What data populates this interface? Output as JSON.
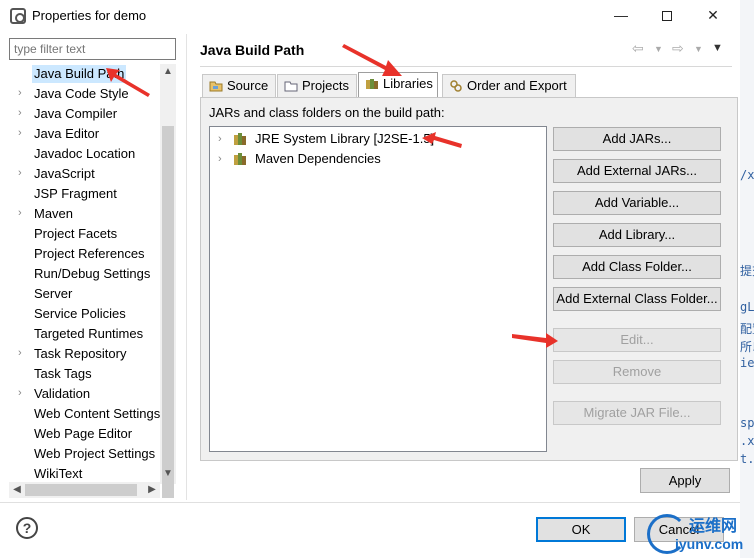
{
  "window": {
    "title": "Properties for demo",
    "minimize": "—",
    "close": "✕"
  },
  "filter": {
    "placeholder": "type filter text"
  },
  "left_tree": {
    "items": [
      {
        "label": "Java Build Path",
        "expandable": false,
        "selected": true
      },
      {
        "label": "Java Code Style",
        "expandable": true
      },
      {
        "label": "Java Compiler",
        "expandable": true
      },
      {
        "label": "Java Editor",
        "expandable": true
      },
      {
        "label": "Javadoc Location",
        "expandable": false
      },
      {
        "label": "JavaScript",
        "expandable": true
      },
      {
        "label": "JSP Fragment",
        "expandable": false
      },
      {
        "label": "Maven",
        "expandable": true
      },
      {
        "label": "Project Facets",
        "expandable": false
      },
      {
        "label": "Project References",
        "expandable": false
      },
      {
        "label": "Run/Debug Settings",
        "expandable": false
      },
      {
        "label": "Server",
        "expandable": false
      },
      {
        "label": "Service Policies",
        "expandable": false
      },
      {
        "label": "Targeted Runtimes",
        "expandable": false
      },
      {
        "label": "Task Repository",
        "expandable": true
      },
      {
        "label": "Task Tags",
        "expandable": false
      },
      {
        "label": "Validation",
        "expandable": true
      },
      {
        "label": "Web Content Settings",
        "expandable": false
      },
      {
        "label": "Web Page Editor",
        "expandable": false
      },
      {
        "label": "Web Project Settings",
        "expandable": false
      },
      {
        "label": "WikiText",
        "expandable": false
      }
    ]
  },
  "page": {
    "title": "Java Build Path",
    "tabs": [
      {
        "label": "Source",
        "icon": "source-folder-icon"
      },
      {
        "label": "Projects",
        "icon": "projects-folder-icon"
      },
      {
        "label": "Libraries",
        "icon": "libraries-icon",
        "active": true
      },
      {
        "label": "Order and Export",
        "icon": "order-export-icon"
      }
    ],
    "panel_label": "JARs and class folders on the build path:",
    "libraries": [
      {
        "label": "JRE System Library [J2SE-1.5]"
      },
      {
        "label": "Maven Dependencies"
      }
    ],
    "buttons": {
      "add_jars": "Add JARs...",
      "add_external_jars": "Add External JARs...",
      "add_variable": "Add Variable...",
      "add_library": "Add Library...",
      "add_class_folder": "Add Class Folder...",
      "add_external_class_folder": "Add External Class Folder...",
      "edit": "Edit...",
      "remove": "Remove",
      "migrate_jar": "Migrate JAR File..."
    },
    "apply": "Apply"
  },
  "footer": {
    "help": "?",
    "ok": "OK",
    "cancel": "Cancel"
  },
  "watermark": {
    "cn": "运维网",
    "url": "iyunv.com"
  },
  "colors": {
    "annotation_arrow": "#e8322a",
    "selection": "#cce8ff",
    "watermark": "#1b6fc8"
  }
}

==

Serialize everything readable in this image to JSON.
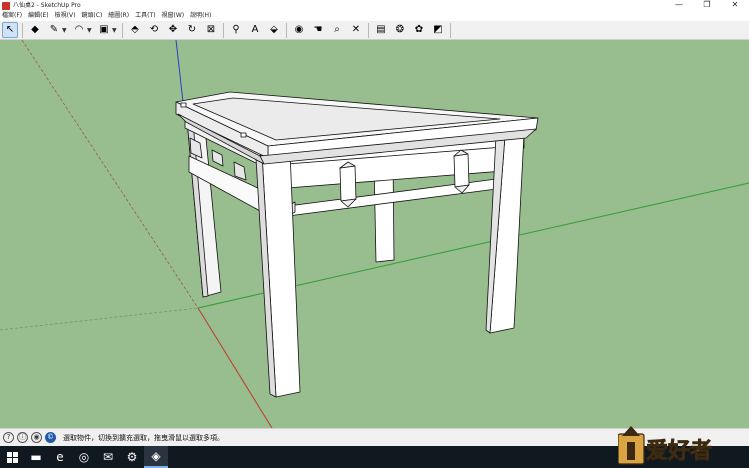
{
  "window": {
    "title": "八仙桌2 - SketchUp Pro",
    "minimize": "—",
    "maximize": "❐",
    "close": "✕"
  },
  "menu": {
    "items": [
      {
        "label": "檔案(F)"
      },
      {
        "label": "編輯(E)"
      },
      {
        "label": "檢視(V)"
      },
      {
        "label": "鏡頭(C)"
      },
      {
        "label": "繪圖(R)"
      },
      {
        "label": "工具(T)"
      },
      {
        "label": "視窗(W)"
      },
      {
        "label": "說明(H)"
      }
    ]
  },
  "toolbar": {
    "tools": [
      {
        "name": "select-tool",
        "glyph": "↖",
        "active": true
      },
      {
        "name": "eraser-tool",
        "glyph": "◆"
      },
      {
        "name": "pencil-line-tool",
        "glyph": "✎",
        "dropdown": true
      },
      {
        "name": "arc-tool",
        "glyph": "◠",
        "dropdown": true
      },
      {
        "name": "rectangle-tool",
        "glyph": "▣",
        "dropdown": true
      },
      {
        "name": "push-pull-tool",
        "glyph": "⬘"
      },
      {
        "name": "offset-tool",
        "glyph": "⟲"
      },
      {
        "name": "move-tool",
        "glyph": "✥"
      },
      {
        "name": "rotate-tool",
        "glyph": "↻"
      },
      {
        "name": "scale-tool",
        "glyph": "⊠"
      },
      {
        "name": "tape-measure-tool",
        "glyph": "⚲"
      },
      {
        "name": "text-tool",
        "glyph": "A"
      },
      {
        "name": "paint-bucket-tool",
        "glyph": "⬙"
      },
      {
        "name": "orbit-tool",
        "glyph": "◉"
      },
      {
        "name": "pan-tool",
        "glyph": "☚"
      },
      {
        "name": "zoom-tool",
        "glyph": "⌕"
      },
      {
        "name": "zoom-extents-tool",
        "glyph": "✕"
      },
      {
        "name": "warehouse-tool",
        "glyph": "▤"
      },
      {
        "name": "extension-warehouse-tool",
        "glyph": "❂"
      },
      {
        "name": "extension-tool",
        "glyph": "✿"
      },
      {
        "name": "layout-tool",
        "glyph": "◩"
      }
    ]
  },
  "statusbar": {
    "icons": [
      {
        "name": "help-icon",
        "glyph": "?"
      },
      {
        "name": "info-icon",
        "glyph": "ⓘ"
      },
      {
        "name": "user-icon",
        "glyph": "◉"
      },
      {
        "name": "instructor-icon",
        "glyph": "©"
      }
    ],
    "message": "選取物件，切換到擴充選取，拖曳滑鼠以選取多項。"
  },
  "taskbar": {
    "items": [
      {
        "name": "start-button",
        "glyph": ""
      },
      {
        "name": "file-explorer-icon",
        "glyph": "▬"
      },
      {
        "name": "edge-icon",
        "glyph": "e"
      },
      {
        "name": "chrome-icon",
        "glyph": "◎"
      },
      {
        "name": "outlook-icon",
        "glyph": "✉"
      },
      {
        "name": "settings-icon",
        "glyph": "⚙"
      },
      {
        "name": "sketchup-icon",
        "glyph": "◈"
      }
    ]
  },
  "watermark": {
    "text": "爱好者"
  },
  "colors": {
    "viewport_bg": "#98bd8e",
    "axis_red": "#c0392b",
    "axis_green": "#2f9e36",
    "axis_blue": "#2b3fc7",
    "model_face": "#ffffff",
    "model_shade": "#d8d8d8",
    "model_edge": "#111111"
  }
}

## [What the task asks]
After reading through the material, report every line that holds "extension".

## [Response]
        "name": "extension-warehouse-tool",
        "name": "extension-tool",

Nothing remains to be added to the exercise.